(Doc. 1-1 at pg. 34). Plaintiff utterly fails to establish that the BOP's designation under § 4082 of a facility in Missouri as a place for concurrent service of his federal sentence was other than in accord with federal law or that it in any way rendered his federal sentence unenforceable or violated his constitutional rights.
In its screening order, the court also found that the named defendants, which are the Missouri Department of Corrections (MODOC) and three federal agencies, or the heads of those agencies, were not "persons" amenable to civil suit under § 1983 and that this judicial district does not appear to be the proper venue in which to sue either the agencies or their heads who do not reside in this district. In his response, plaintiff mainly expresses his disagreement. His bald statement that Congress... consented to the bringing of constitutional claims against the federal government and its agencies under the Federal Torts Claims Act does not cure these defects. He has not alleged facts and explained how they amount to a claim of negligence on the part of a particular federal employee cognizable under the FTCA. As plaintiff was informed the court "will not supply additional factual allegations to round out a plaintiff's complaint or construct a legal theory on a plaintiff's behalf." See Bell Atlantic Corp. v. Twombly, 550 U.S. 544, 555 (2007). The court cannot simply construe plaintiff's defective civil rights complaint as an FTCA action, which may only be brought against the United States and has the jurisdictional prerequisite that an administrative tort claim must have been timely submitted to and determined by the appropriate agency.
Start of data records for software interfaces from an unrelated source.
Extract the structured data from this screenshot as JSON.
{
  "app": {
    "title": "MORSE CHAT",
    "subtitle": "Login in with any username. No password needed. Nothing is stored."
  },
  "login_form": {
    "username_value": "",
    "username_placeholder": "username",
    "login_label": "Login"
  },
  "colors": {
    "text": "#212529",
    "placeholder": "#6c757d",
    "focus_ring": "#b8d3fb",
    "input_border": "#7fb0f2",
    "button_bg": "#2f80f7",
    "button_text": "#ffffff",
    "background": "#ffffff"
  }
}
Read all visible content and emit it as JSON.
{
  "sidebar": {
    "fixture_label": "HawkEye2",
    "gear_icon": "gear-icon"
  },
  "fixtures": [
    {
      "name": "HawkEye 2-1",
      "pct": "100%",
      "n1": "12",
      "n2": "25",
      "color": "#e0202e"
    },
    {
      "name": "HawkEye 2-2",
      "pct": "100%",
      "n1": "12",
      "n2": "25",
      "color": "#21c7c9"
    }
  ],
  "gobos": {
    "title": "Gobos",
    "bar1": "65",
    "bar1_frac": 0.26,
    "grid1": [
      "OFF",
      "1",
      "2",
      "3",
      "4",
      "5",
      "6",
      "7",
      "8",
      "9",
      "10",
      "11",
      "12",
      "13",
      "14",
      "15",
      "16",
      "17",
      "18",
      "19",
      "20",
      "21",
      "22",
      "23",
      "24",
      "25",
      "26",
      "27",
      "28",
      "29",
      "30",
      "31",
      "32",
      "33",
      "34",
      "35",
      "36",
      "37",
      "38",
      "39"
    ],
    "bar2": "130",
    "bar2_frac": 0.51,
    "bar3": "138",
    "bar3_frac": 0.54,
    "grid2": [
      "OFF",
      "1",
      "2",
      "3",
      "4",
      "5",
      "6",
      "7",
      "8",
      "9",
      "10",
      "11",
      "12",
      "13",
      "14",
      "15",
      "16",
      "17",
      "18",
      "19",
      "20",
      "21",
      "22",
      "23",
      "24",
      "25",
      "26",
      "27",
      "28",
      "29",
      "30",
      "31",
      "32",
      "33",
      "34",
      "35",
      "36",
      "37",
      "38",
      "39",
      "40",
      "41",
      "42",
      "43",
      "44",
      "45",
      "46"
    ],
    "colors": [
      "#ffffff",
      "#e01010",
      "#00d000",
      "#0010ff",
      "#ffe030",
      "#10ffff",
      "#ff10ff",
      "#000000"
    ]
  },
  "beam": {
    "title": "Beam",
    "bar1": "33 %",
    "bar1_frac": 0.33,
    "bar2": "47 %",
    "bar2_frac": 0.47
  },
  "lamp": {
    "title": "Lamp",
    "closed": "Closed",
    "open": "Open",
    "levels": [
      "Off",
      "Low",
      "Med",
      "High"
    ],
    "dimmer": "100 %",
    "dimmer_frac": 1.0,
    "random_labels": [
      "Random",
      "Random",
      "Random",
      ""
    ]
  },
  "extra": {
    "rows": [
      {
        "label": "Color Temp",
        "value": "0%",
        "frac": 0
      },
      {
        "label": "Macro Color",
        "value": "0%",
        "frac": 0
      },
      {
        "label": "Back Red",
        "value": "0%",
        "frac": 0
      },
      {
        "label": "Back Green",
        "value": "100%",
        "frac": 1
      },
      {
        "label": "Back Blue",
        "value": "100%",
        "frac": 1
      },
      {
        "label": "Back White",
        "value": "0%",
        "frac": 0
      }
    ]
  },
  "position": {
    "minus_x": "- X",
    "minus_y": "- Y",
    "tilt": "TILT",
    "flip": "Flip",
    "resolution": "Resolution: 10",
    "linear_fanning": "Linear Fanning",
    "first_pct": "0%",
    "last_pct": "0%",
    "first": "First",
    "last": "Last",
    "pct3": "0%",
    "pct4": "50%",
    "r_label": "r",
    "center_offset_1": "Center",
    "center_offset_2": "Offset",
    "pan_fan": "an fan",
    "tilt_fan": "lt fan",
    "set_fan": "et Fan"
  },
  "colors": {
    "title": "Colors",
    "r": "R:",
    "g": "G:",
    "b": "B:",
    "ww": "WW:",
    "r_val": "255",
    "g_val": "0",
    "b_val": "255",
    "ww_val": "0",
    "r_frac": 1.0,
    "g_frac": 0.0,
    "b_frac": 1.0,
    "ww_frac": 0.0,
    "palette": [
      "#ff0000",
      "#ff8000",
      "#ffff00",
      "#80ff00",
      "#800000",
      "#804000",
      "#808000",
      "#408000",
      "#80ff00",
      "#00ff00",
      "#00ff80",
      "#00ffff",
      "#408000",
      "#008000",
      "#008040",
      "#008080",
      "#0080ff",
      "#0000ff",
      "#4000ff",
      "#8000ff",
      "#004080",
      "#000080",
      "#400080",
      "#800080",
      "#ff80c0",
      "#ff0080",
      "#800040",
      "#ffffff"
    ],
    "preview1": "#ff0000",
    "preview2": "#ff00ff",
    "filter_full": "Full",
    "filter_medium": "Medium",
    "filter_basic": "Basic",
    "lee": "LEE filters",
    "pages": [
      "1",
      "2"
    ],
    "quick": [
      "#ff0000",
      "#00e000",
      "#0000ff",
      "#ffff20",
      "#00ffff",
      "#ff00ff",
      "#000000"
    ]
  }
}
The court also previously found that plaintiff's request for money damages, based as it is upon his habeas-type claims, is barred by Heck v. Humphrey, 512 U.S. 477, 487 (1994). Plaintiff's citation to the dissent in Heck does not convince the court otherwise. He does not allege facts to support his implied assertion that his case is an exception to Heck.
Upon screening, the court further found that plaintiff's claims for damages are time-barred by the two-year statute of limitations since he "complains about events that occurred between 1984 and 2004." Plaintiff responds that the limitations period has not run because his "Administrative Remedy Appeal" # 720591-A1 was received by staff at the USP-Tucson on July 5, 2013, and implies that the time runs from the date on which he exhausted this claim. However, his exhibit of this grievance shows that he only asked why the computation data sheet did not show that his federal sentence ran concurrently with a Missouri sentence (Doc. 1-1, at pg. 37). Moreover, he does not provide the content of most of the other 74 administrative grievances filed by him since 2004, many of which, his exhibited list indicates, concerned sentence computation or concurrency and claims for release. Another grievance he does exhibit shows that his current claim was previously presented through administrative channels in 2010. In any event, the limitations period for filing a civil action is not extended for events that occurred a decade ago or more, simply because plaintiff filed another administrative grievance.
Plaintiff was warned that if he failed to show good cause why this action should not be dismissed for all the reasons set forth in the screening order, this action would be dismissed without further notice and count as a strike against him pursuant to 28 U.S.C. § 1915(g). For the reasons stated herein and in its prior screening Memorandum and Order the court dismisses this action pursuant to 28 ...